In terms of growth, the company's cloud division is up 34 percent from last year. Still, as tech correspondent Eugene Kim, points out, it's the weakest year-over-year revenue rise since Amazon started reporting the web services numbers in 2015. Rivals like Microsoft and Google are making headway with their competing products, and it's potentially cutting into their bottom line.  

It was a tumultuous fourth quarter for the company. Amazon lost its bid on the Department of Defense’s $10 billion JEDI contract, but, they have filed a suit with the federal court challenging the decision to award the project to Microsoft. Despite taking a bloody nose on the deal, AWS still moved forward with the annual AWS Reinvent conference in Las Vegas.  

At the conference, they announced the inclusion of a tool called Code guru, that could automatically review source code, a service included with the Cassandra open-source database software, computing infrastructure to manage demand from 5G and other innovative products quickly.
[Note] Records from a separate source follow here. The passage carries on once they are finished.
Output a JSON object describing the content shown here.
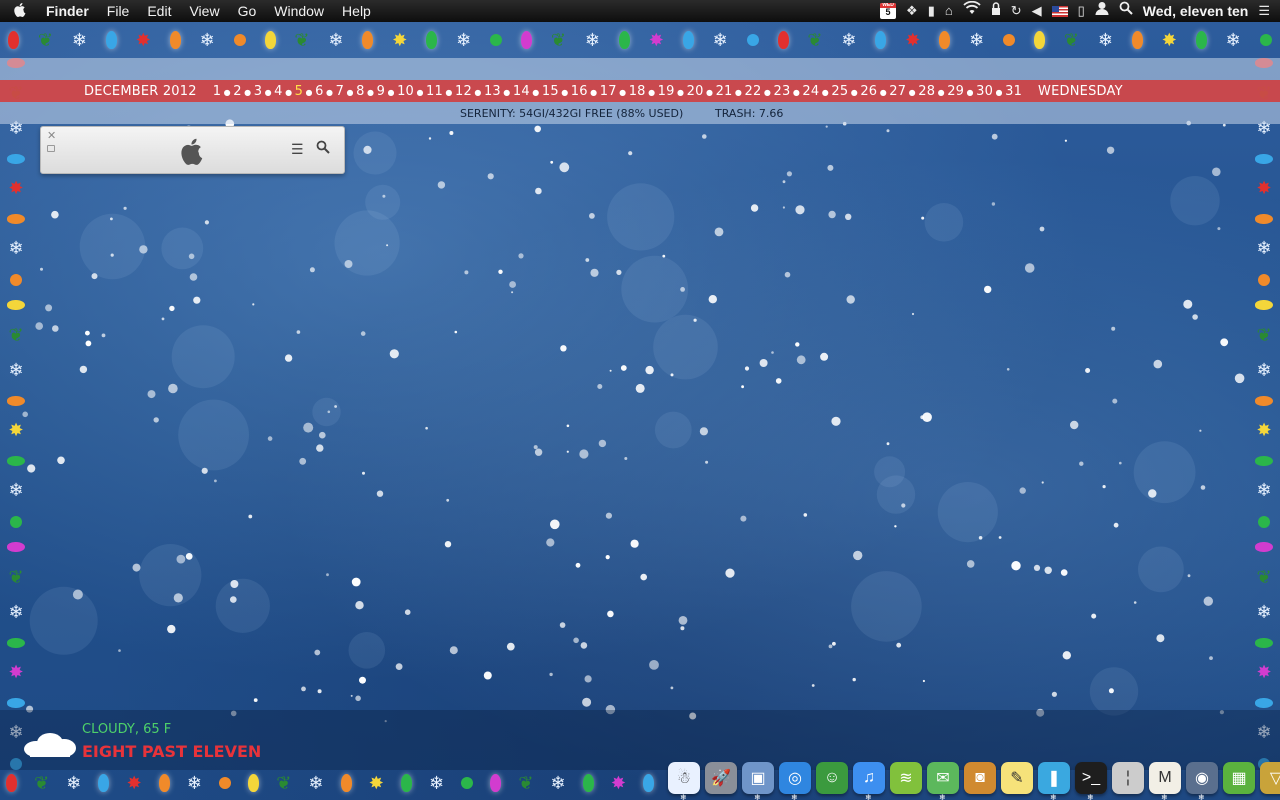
{
  "menubar": {
    "app_name": "Finder",
    "menus": [
      "File",
      "Edit",
      "View",
      "Go",
      "Window",
      "Help"
    ],
    "calendar_icon_day": "5",
    "calendar_icon_month": "WED",
    "clock": "Wed, eleven ten"
  },
  "calendar_bar": {
    "month_year": "DECEMBER 2012",
    "days": [
      "1",
      "2",
      "3",
      "4",
      "5",
      "6",
      "7",
      "8",
      "9",
      "10",
      "11",
      "12",
      "13",
      "14",
      "15",
      "16",
      "17",
      "18",
      "19",
      "20",
      "21",
      "22",
      "23",
      "24",
      "25",
      "26",
      "27",
      "28",
      "29",
      "30",
      "31"
    ],
    "today": "5",
    "weekday": "WEDNESDAY",
    "today_color": "#ffe24a",
    "bar_color": "#d64646"
  },
  "info_bar": {
    "disk": "SERENITY: 54GI/432GI FREE (88% USED)",
    "trash": "TRASH: 7.66"
  },
  "finder_widget": {
    "logo": "apple-logo",
    "list_icon": "list-icon",
    "search_icon": "search-icon"
  },
  "weather": {
    "condition": "CLOUDY, 65 F",
    "time_text": "EIGHT PAST ELEVEN",
    "condition_color": "#4ed16a",
    "time_color": "#e8333a"
  },
  "dock": {
    "apps": [
      {
        "name": "snowman-icon",
        "color": "#e9f1ff",
        "glyph": "☃",
        "running": true
      },
      {
        "name": "launchpad-icon",
        "color": "#8a8f99",
        "glyph": "🚀",
        "running": false
      },
      {
        "name": "preview-icon",
        "color": "#6f95c9",
        "glyph": "▣",
        "running": true
      },
      {
        "name": "safari-icon",
        "color": "#2f86e0",
        "glyph": "◎",
        "running": true
      },
      {
        "name": "adium-icon",
        "color": "#3b9a3e",
        "glyph": "☺",
        "running": false
      },
      {
        "name": "itunes-icon",
        "color": "#3d8ff0",
        "glyph": "♫",
        "running": true
      },
      {
        "name": "spotify-icon",
        "color": "#81c13c",
        "glyph": "≋",
        "running": false
      },
      {
        "name": "messages-icon",
        "color": "#5cb85c",
        "glyph": "✉",
        "running": true
      },
      {
        "name": "iphoto-icon",
        "color": "#d08a30",
        "glyph": "◙",
        "running": false
      },
      {
        "name": "notes-icon",
        "color": "#f6e27a",
        "glyph": "✎",
        "running": false
      },
      {
        "name": "bulb-icon",
        "color": "#3aa8e0",
        "glyph": "❚",
        "running": true
      },
      {
        "name": "terminal-icon",
        "color": "#1e1e1e",
        "glyph": ">_",
        "running": true
      },
      {
        "name": "candle-icon",
        "color": "#cccccc",
        "glyph": "¦",
        "running": false
      },
      {
        "name": "mail-icon",
        "color": "#f2efe6",
        "glyph": "M",
        "running": true
      },
      {
        "name": "time-machine-icon",
        "color": "#5a6f8e",
        "glyph": "◉",
        "running": true
      },
      {
        "name": "gift-icon",
        "color": "#5bb23e",
        "glyph": "▦",
        "running": false
      },
      {
        "name": "trash-icon",
        "color": "#c9a33a",
        "glyph": "▽",
        "running": false
      }
    ]
  }
}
They also unveiled five new artificial intelligence services designed to give developers the capacity to use machine learning without prior experience. 

For those holdout organizations that require highly reliable access to AWS tools and services, Amazon has introduced Outposts. This option will allow organizations to run an entire AWS cabinet from their location. A dedicated Outpost will enable companies to run AWS services without being near a data center or share bandwidth with other AWS customers. 

Beyond AWS, much of Amazon's growth was attributed to its subscription services - up 34 percent from the same time last year. Online shopping was another contributor with the same day and next day deliveries quadrupling over the holiday season.

“Prime membership continues to get better for customers year after year. And customers are responding – more people joined Prime this quarter than ever before, and we now have over 150 million paid Prime members around the world,” said CEO Jeff Bezos.